Troubled by leakage from your neighbour’s apartment?
Delhi Co-op Societies Act requires housing society managements to inspect, within 15 days, the units from where problems have been reported
In the previous two columns, we have discussed issues such as transfer of membership in a cooperative housing society, duties and responsibilities of the management committee of a housing society towards maintenance of common areas, and facilities in a housing society complex. This week, we will discuss the remedial measures available to a member if he is facing problems due to his neighbours.
Many times, the occupants of flats in a housing society face problems relating to maintenance, seepage, damage or other problems due to construction/ renovation carried out by other members in their flat which may obstruct their right to freely enjoy and inhabit their property.
Often, these issues escalate into disputes which lead to the affected parties approaching the courts for a resolution. Not many people know that the Delhi Cooperative Societies Act, 2003 ( Act) and Delhi Cooperative Rule, 2007 (Rules) framed thereunder provides solution to these problems faced by occupants.

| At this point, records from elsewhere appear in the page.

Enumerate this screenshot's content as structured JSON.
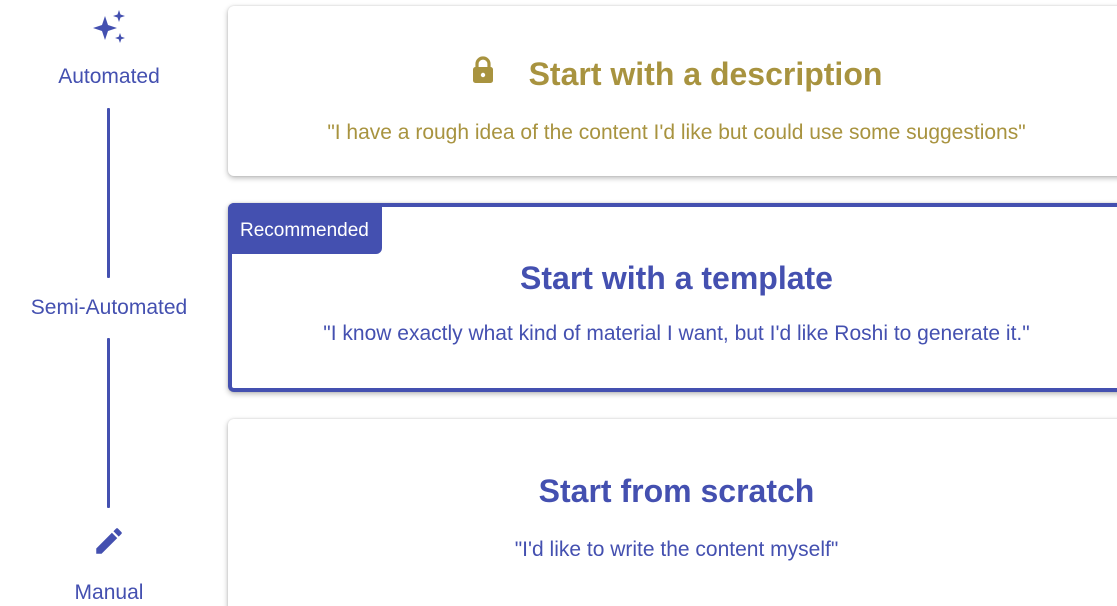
{
  "scale": {
    "top_label": "Automated",
    "middle_label": "Semi-Automated",
    "bottom_label": "Manual",
    "top_icon": "sparkles-icon",
    "bottom_icon": "pencil-icon"
  },
  "cards": {
    "description": {
      "title": "Start with a description",
      "quote": "\"I have a rough idea of the content I'd like but could use some suggestions\"",
      "icon": "lock-icon",
      "locked": true
    },
    "template": {
      "badge": "Recommended",
      "title": "Start with a template",
      "quote": "\"I know exactly what kind of material I want, but I'd like Roshi to generate it.\"",
      "selected": true
    },
    "scratch": {
      "title": "Start from scratch",
      "quote": "\"I'd like to write the content myself\""
    }
  },
  "colors": {
    "primary": "#4450b0",
    "locked": "#a8933f",
    "background": "#ffffff"
  }
}
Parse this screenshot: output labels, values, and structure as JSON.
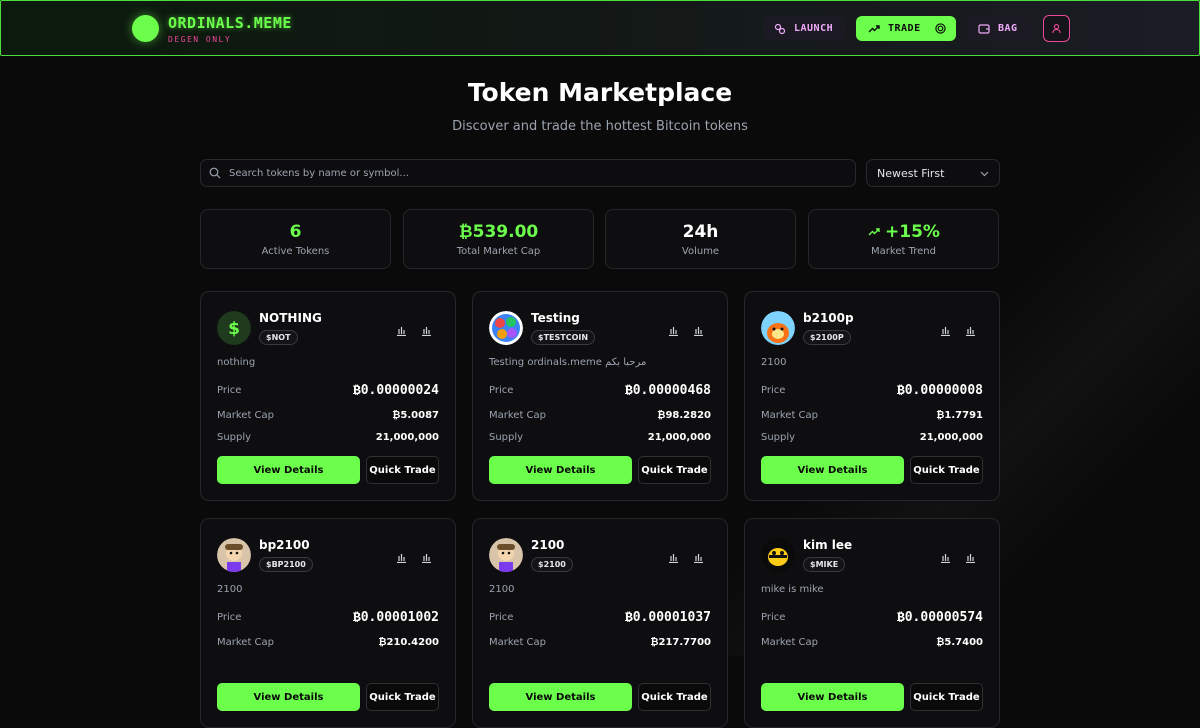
{
  "header": {
    "brand": "ORDINALS.MEME",
    "tagline": "DEGEN ONLY",
    "nav": {
      "launch": "LAUNCH",
      "trade": "TRADE",
      "bag": "BAG"
    },
    "accent": "#6bff4b",
    "pink": "#ec4899"
  },
  "page": {
    "title": "Token Marketplace",
    "subtitle": "Discover and trade the hottest Bitcoin tokens"
  },
  "search": {
    "placeholder": "Search tokens by name or symbol..."
  },
  "sort": {
    "selected": "Newest First"
  },
  "stats": [
    {
      "value": "6",
      "label": "Active Tokens"
    },
    {
      "value": "₿539.00",
      "label": "Total Market Cap"
    },
    {
      "value": "24h",
      "label": "Volume"
    },
    {
      "value": "+15%",
      "label": "Market Trend"
    }
  ],
  "card_labels": {
    "price": "Price",
    "market_cap": "Market Cap",
    "supply": "Supply",
    "view_details": "View Details",
    "quick_trade": "Quick Trade"
  },
  "tokens": [
    {
      "name": "NOTHING",
      "symbol": "$NOT",
      "description": "nothing",
      "price": "₿0.00000024",
      "market_cap": "₿5.0087",
      "supply": "21,000,000",
      "avatar": "dollar-icon"
    },
    {
      "name": "Testing",
      "symbol": "$TESTCOIN",
      "description": "Testing ordinals.meme مرحبا بكم",
      "price": "₿0.00000468",
      "market_cap": "₿98.2820",
      "supply": "21,000,000",
      "avatar": "colorful-image"
    },
    {
      "name": "b2100p",
      "symbol": "$2100P",
      "description": "2100",
      "price": "₿0.00000008",
      "market_cap": "₿1.7791",
      "supply": "21,000,000",
      "avatar": "dog-image"
    },
    {
      "name": "bp2100",
      "symbol": "$BP2100",
      "description": "2100",
      "price": "₿0.00001002",
      "market_cap": "₿210.4200",
      "supply": "",
      "avatar": "character-image"
    },
    {
      "name": "2100",
      "symbol": "$2100",
      "description": "2100",
      "price": "₿0.00001037",
      "market_cap": "₿217.7700",
      "supply": "",
      "avatar": "character-image"
    },
    {
      "name": "kim lee",
      "symbol": "$MIKE",
      "description": "mike is mike",
      "price": "₿0.00000574",
      "market_cap": "₿5.7400",
      "supply": "",
      "avatar": "bee-image"
    }
  ]
}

The occupant affected by water seepage can make a representation of the problem to the management committee of the housing society, which then is required to carry out inspection of the apartment within 15 days from the receipt of the complaint.
In cases where the management committee thinks that the complaint by the affected member is verified, it has to advise the concerned member against whom the complaint has been made, to immediately take corrective steps.
In case no action is taken by the concerned member within seven days to rectify such a problem and remedy the defect, the management committee is required to initiate appropriate action for getting the defect removed, and if necessary, seek police assistance for the same.
The management committee can approach the concerned registrar for recovery of the amount incurred thereon as arrears of land revenue from the concerned member who has carried out internal changes.
A similar problem came up before the High Court of Delhi in the matter of Parwana Cooperative Group Housing Society Vs the registrar, Delhi Cooperative Tribunal. In this case the complainant had approached the management committee seeking rectification of seepage in his flat emanating from the unit located above his apartment.
The management committee did not take any steps to resolve the problem. The complainant approached the concerned registrar for adjudication. The arbitrator allowed the claim of the complainant and passed an award against the management committee of the society, directing it to fulfill its obligation and get the terrace repaired, with costs paid by the society. The award of the arbitrator also provided that costs incurred by the affected member due to the problem be paid by the management committee and the member in default. The award of the arbitrator was upheld by the High Court of Delhi.